Directions for this task
Output the following data exactly.

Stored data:
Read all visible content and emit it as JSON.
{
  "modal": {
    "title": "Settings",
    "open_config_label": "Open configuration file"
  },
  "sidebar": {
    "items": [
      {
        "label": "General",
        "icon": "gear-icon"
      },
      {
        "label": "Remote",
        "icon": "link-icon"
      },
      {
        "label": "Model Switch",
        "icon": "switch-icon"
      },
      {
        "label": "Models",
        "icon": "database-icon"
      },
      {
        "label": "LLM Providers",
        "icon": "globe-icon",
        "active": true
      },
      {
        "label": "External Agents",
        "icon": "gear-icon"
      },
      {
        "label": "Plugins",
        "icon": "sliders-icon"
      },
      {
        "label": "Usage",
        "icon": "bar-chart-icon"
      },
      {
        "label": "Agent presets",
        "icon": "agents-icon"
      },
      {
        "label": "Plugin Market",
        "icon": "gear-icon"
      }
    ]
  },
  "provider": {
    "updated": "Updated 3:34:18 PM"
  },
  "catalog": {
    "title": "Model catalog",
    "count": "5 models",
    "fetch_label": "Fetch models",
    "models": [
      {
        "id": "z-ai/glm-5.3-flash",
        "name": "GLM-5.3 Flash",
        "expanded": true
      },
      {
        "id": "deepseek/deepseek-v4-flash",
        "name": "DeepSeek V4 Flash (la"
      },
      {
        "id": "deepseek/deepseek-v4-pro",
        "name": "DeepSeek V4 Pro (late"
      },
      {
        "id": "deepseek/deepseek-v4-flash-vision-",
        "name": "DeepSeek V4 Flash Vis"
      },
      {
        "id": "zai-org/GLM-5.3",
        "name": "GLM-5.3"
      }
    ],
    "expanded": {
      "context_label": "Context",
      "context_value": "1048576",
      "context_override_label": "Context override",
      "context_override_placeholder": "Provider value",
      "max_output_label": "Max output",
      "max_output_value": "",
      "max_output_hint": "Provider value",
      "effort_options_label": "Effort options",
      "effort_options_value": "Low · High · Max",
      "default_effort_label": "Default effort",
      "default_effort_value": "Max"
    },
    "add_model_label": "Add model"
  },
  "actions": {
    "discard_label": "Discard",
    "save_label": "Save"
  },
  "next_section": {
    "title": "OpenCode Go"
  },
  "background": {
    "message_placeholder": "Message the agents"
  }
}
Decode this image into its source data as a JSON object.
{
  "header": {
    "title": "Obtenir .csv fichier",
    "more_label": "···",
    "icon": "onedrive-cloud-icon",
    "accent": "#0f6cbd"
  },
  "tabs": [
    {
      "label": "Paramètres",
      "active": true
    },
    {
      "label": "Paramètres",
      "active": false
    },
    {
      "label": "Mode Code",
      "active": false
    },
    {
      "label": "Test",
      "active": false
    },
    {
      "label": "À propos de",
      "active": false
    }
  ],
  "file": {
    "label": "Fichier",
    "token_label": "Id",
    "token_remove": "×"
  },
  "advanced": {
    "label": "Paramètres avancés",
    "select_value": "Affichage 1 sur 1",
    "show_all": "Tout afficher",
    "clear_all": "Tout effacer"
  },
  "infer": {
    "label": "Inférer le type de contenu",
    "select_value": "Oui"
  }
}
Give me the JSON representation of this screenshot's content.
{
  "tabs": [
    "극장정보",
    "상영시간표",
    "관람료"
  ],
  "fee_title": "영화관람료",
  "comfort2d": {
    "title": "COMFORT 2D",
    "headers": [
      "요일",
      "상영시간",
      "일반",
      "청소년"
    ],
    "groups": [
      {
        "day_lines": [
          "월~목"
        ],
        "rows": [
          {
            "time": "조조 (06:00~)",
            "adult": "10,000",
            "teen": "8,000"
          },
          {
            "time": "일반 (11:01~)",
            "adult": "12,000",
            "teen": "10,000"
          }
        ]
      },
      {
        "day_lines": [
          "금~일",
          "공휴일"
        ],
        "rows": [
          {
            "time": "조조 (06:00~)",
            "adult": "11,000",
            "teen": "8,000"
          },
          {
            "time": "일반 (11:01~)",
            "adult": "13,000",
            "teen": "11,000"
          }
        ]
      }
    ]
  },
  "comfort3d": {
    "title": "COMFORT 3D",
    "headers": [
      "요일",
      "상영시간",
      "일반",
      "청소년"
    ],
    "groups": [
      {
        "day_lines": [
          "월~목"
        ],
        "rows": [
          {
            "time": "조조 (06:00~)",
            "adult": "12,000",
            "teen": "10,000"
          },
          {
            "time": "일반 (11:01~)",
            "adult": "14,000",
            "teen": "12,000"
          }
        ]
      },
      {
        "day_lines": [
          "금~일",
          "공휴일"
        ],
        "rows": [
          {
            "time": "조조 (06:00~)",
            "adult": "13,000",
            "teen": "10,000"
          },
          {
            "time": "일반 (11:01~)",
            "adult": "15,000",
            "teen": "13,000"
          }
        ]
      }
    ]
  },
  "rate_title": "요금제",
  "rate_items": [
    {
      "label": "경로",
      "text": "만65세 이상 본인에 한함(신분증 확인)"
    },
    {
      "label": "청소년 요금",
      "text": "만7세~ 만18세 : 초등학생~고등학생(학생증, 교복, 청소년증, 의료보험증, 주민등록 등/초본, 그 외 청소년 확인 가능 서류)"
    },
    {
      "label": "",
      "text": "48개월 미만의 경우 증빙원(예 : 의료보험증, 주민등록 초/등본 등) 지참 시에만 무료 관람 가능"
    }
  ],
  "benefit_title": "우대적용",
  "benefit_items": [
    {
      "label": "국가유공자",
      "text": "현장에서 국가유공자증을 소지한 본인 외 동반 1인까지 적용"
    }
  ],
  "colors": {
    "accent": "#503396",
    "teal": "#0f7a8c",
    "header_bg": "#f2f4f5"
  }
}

Answer for the task
Read all visible content and emit it as JSON.
{
  "modal": {
    "title": "Settings",
    "open_config_label": "Open configuration file"
  },
  "sidebar": {
    "items": [
      {
        "label": "General",
        "icon": "gear-icon"
      },
      {
        "label": "Remote",
        "icon": "link-icon"
      },
      {
        "label": "Model Switch",
        "icon": "switch-icon"
      },
      {
        "label": "Models",
        "icon": "database-icon"
      },
      {
        "label": "LLM Providers",
        "icon": "globe-icon",
        "active": true
      },
      {
        "label": "External Agents",
        "icon": "gear-icon"
      },
      {
        "label": "Plugins",
        "icon": "sliders-icon"
      },
      {
        "label": "Usage",
        "icon": "bar-chart-icon"
      },
      {
        "label": "Agent presets",
        "icon": "agents-icon"
      },
      {
        "label": "Plugin Market",
        "icon": "gear-icon"
      }
    ]
  },
  "provider": {
    "updated": "Updated 3:34:18 PM"
  },
  "catalog": {
    "title": "Model catalog",
    "count": "5 models",
    "fetch_label": "Fetch models",
    "models": [
      {
        "id": "z-ai/glm-5.3-flash",
        "name": "GLM-5.3 Flash",
        "expanded": true
      },
      {
        "id": "deepseek/deepseek-v4-flash",
        "name": "DeepSeek V4 Flash (la"
      },
      {
        "id": "deepseek/deepseek-v4-pro",
        "name": "DeepSeek V4 Pro (late"
      },
      {
        "id": "deepseek/deepseek-v4-flash-vision-",
        "name": "DeepSeek V4 Flash Vis"
      },
      {
        "id": "zai-org/GLM-5.3",
        "name": "GLM-5.3"
      }
    ],
    "expanded": {
      "context_label": "Context",
      "context_value": "1048576",
      "context_override_label": "Context override",
      "context_override_placeholder": "Provider value",
      "max_output_label": "Max output",
      "max_output_value": "",
      "max_output_hint": "Provider value",
      "effort_options_label": "Effort options",
      "effort_options_value": "Low · High · Max",
      "default_effort_label": "Default effort",
      "default_effort_value": "Max"
    },
    "add_model_label": "Add model"
  },
  "actions": {
    "discard_label": "Discard",
    "save_label": "Save"
  },
  "next_section": {
    "title": "OpenCode Go"
  },
  "background": {
    "message_placeholder": "Message the agents"
  }
}
Decode this image into its source data as a JSON object.
{
  "header": {
    "title": "Obtenir .csv fichier",
    "more_label": "···",
    "icon": "onedrive-cloud-icon",
    "accent": "#0f6cbd"
  },
  "tabs": [
    {
      "label": "Paramètres",
      "active": true
    },
    {
      "label": "Paramètres",
      "active": false
    },
    {
      "label": "Mode Code",
      "active": false
    },
    {
      "label": "Test",
      "active": false
    },
    {
      "label": "À propos de",
      "active": false
    }
  ],
  "file": {
    "label": "Fichier",
    "token_label": "Id",
    "token_remove": "×"
  },
  "advanced": {
    "label": "Paramètres avancés",
    "select_value": "Affichage 1 sur 1",
    "show_all": "Tout afficher",
    "clear_all": "Tout effacer"
  },
  "infer": {
    "label": "Inférer le type de contenu",
    "select_value": "Oui"
  }
}
Give me the JSON representation of this screenshot's content.
{
  "tabs": [
    "극장정보",
    "상영시간표",
    "관람료"
  ],
  "fee_title": "영화관람료",
  "comfort2d": {
    "title": "COMFORT 2D",
    "headers": [
      "요일",
      "상영시간",
      "일반",
      "청소년"
    ],
    "groups": [
      {
        "day_lines": [
          "월~목"
        ],
        "rows": [
          {
            "time": "조조 (06:00~)",
            "adult": "10,000",
            "teen": "8,000"
          },
          {
            "time": "일반 (11:01~)",
            "adult": "12,000",
            "teen": "10,000"
          }
        ]
      },
      {
        "day_lines": [
          "금~일",
          "공휴일"
        ],
        "rows": [
          {
            "time": "조조 (06:00~)",
            "adult": "11,000",
            "teen": "8,000"
          },
          {
            "time": "일반 (11:01~)",
            "adult": "13,000",
            "teen": "11,000"
          }
        ]
      }
    ]
  },
  "comfort3d": {
    "title": "COMFORT 3D",
    "headers": [
      "요일",
      "상영시간",
      "일반",
      "청소년"
    ],
    "groups": [
      {
        "day_lines": [
          "월~목"
        ],
        "rows": [
          {
            "time": "조조 (06:00~)",
            "adult": "12,000",
            "teen": "10,000"
          },
          {
            "time": "일반 (11:01~)",
            "adult": "14,000",
            "teen": "12,000"
          }
        ]
      },
      {
        "day_lines": [
          "금~일",
          "공휴일"
        ],
        "rows": [
          {
            "time": "조조 (06:00~)",
            "adult": "13,000",
            "teen": "10,000"
          },
          {
            "time": "일반 (11:01~)",
            "adult": "15,000",
            "teen": "13,000"
          }
        ]
      }
    ]
  },
  "rate_title": "요금제",
  "rate_items": [
    {
      "label": "경로",
      "text": "만65세 이상 본인에 한함(신분증 확인)"
    },
    {
      "label": "청소년 요금",
      "text": "만7세~ 만18세 : 초등학생~고등학생(학생증, 교복, 청소년증, 의료보험증, 주민등록 등/초본, 그 외 청소년 확인 가능 서류)"
    },
    {
      "label": "",
      "text": "48개월 미만의 경우 증빙원(예 : 의료보험증, 주민등록 초/등본 등) 지참 시에만 무료 관람 가능"
    }
  ],
  "benefit_title": "우대적용",
  "benefit_items": [
    {
      "label": "국가유공자",
      "text": "현장에서 국가유공자증을 소지한 본인 외 동반 1인까지 적용"
    }
  ],
  "colors": {
    "accent": "#503396",
    "teal": "#0f7a8c",
    "header_bg": "#f2f4f5"
  }
}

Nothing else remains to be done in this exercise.